I wrote about the 1938 revival of Rudolph Valentino's films in Affairs Valentino – Special Edition, pp. 227-228. I referenced this in the book to point out that Jean Valentino, then having inherited the estate, reaped substantial reward from Rudolph's films. ($10,000 a week box office returns by today's exchange rate would be $193,600.00 a week) The most popular and highest grossing of Rudy's revival films was The Son of the Sheik and I share this article (below) from the day.
By 1938, there was a new generation of movie goers and its an intriguing aspect of Valentino's life and afterlife to contemplate his effect of that first generation. Were the audiences filling the theaters in 1938 to see The Son of the Sheik young people or their parents?
I own a copy of the 1938 Life magazine (shown in the image below) which I will find here and also share. I paid $50.00 for it many years ago and probably got ripped off. But I had to have it and it was a rainy San Francisco day, in a comic book shop and there it was...I would have paid a lot more actually. I know copies of that issue are not rare at all but hey... I have mine.
My original interest in the revival of Rudy's films was in pursuit of the documentation and truth about the settlement of the estate and subsequent income issues. It was then I came across the profits for the Valentino estate/Jean from the revival in 1938. Obviously those distributing the films in 1938 would have taken their percentages, but as desperate as Alberto tried to make it all look financially.. they were not counting pennies in 1938.

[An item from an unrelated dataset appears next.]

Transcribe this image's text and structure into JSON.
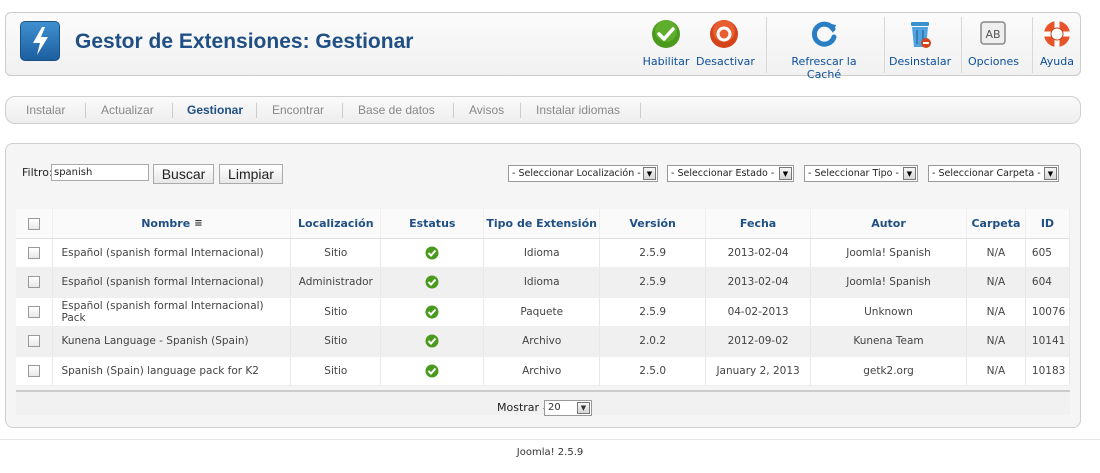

*podcast is recorded, and solutions being set up to ensure a safe place for the fascinating comments you send in to this blog. I do not share the residue of the hater's bombardments here because it is never wise to acknowledge a child throwing a tantrum. At least in my experience.